Spotlight on...Takapuna Grammar School's Little Women

Spotlight on...Takapuna Grammar School's Little Women

By Matt Heyward on June 07, 2018

Little Women is a musical based on Louisa May Alcott's American classic novel of the same name.  Set in the Civil War, it depicts a story of love and family that stands the test of time.  

Produced nationally and internationally, Little Women has been praised by critics for its ambition in adapting such a well-known story for the stage. This timeless, captivating story is brought to life in this glorious musical filled with personal discovery, heartache, hope and everlasting love. The original production starred the unparalleled Sutton Foster, who received Tony, Outer Critics Circle and Drama Desk nominations for her performance.

The Australian premiere in 2008 was directed by Stuart Maunder and starred an incredible line-up of performers including Hayden Tee, Judi Connelli, David Harris, Kate Maree Hoolihan, Stephen Mahy, Trisha Noble, Octavia Barron Martin and Phillip Hinton.

Recently the students at Takapuna Grammar School in Auckland, performed the show to rave reviews.  We chatted to director Robert Dil about why he decided to stage the show and how the students responded to this epic tale.

Robert Dil, Director, Takapuna Grammar School

"It was a tough sell at first for some of my students because they weren't familiar with Little Women -The Broadway Musical created for the stage by Jason Howland (Music), Mindi Dickstein (Lyrics), and Alan Knee (Book). However before one of our recent performances one of my students hugged me and said "Thank you for choosing Little Women.
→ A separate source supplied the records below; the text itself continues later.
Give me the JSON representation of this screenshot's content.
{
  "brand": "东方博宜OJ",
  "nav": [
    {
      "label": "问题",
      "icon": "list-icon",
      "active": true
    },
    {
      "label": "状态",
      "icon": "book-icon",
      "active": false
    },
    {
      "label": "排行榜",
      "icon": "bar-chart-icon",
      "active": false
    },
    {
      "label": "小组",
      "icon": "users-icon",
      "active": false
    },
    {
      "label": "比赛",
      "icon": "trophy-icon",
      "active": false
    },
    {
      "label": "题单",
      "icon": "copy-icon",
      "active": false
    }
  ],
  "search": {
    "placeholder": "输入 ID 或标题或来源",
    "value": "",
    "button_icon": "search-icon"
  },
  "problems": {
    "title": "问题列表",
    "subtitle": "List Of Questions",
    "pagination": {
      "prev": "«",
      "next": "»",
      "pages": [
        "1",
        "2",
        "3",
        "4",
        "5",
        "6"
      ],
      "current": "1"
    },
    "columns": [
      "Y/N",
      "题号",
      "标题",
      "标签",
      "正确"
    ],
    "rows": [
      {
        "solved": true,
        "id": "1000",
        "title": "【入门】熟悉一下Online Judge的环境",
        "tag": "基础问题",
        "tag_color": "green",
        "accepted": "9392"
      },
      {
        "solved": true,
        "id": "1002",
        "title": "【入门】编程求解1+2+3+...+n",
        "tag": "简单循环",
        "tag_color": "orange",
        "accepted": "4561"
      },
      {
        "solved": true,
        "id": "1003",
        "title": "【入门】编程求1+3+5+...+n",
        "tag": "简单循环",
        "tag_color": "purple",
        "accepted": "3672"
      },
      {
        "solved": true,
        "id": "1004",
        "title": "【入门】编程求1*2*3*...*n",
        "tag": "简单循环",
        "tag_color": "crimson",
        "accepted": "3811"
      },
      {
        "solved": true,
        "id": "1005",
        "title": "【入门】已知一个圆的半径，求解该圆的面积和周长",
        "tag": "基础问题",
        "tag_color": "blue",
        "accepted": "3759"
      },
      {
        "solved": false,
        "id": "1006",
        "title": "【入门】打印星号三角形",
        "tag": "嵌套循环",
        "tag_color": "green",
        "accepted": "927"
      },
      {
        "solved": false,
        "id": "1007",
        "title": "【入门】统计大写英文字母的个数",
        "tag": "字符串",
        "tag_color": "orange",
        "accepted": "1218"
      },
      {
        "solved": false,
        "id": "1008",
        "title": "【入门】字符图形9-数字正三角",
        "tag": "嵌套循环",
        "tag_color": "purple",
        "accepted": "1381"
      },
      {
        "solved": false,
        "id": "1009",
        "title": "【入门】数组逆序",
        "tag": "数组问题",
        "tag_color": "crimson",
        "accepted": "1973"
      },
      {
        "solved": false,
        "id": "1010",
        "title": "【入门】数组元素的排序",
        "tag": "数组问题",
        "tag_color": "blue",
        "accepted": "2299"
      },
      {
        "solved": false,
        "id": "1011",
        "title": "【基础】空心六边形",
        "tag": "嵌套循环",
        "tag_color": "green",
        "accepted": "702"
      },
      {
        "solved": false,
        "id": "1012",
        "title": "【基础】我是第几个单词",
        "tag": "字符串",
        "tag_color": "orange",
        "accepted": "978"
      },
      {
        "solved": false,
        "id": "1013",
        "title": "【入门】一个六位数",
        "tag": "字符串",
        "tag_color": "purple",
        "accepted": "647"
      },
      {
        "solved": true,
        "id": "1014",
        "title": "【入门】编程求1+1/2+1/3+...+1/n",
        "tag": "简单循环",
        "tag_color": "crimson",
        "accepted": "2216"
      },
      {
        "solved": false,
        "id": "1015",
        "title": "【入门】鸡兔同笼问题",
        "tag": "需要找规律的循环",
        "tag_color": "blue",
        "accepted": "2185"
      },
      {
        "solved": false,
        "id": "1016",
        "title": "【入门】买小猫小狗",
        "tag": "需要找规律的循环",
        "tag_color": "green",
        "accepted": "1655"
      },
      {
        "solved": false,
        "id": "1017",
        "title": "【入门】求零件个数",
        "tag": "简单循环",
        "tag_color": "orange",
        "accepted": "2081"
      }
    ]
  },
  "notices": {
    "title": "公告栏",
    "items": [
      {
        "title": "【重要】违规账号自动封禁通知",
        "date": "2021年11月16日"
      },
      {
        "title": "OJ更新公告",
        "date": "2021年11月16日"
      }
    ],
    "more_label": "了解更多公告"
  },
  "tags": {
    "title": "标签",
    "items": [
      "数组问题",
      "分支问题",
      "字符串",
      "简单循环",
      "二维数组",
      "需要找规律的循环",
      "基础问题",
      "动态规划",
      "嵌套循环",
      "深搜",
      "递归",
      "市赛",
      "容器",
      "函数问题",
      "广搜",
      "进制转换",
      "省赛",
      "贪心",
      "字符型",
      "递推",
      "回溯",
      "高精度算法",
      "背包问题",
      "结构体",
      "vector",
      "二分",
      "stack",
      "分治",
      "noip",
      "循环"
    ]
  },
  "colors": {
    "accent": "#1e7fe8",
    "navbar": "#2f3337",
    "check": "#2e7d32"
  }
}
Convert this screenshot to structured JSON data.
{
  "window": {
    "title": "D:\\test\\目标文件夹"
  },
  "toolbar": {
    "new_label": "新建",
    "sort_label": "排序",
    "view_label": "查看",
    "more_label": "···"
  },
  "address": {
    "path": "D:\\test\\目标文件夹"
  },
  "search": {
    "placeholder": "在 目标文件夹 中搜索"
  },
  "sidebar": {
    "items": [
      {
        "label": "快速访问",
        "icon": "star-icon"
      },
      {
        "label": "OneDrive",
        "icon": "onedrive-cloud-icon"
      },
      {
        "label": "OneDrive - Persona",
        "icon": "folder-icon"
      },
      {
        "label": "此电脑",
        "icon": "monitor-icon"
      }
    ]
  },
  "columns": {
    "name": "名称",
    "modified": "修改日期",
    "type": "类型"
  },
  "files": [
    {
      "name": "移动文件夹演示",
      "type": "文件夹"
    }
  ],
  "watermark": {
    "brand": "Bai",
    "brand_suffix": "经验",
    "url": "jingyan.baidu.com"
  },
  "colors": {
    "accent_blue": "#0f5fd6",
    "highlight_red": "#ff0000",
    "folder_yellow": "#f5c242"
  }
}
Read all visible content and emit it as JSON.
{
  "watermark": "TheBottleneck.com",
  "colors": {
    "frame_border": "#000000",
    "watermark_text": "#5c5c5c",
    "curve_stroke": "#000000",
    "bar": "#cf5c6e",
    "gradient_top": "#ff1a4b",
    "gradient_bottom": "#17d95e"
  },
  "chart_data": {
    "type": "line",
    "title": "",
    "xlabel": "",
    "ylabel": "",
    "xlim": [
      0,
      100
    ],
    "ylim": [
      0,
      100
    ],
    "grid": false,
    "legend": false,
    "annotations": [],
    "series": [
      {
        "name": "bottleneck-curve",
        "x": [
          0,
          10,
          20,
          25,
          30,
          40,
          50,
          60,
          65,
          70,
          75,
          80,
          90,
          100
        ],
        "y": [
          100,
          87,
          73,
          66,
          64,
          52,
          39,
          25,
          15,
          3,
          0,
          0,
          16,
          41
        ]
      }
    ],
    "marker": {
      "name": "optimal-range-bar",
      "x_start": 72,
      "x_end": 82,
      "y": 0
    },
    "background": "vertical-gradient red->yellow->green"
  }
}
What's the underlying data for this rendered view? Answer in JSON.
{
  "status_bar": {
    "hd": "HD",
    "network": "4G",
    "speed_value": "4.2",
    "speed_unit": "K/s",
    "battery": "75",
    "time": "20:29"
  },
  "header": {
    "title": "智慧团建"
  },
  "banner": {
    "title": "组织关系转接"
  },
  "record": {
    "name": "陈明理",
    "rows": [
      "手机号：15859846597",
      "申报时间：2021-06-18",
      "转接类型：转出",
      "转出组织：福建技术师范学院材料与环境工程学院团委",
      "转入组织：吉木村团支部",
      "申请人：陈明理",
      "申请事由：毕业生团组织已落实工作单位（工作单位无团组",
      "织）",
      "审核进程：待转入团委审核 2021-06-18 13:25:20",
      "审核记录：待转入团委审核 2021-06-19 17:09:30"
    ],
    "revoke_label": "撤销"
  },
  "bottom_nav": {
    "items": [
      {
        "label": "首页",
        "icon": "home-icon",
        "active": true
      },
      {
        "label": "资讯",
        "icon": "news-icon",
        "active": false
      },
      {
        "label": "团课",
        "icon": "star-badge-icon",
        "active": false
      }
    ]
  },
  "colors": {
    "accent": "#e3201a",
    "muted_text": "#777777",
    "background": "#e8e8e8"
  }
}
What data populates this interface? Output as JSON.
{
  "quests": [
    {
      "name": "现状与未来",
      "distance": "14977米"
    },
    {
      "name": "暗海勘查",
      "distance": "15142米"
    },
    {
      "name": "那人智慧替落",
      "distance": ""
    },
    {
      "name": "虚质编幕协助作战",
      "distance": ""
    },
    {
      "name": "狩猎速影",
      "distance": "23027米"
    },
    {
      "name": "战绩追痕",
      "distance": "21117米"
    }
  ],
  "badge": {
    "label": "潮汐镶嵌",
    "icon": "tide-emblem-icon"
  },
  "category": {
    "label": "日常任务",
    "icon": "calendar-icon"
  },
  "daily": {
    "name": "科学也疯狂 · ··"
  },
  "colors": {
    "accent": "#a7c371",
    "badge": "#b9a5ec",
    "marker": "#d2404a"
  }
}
I love it and I will always trust your choice in shows!"

Based on Louisa May Alcott's classic novel, first published in 1868, Little Women tells the story of four sisters, little women to their father who is absent at war and their mother Marmee who raises them alone. Meg the eldest is romantic, Jo the main character of the story is headstrong and idealistic -a powerful feminist of her time, Beth is sweet and kind, the soul of the story, and the youngest Amy is selfish and distracted by the expectations of high society.

This show requires a strong cast of female actors and it showcases each of them through beautiful music which captured all our hearts. The show does centre primarily around Jo and we had two incredible leads to share this role with our double casting -strong young women who really were 'astonishing' like the big closing number of Act 1 suggests. You need strong male actors who sing in the roles of Laurie, the March sisters' free-spirited neighbour, his tutor John Brooke (who marries Meg) and Professor Bhaer who falls for Jo and her freethinking spirit. There are also great opportunities for character actors in the roles of Mr Laurence, Laurie's hardhearted grandfather and Aunt March, the sisters' great-aunt who is so high in society that lowly people have simply disappeared before her eyes.

Musically we performed this incredible ensemble show with just three live musicians -a piano, cello and flute and this was the right delicate combination to accompany our cast in our performance space -just a section of our school hall. You could also go with the full 12 piece orchestration and fill a large theatre venue. This show has heart, a very well told story and music which will stay with you long after the final curtain. As Jo sings 'I may be small but I've got giant plans to shine as brightly as the sun.' This show brings the sunshine."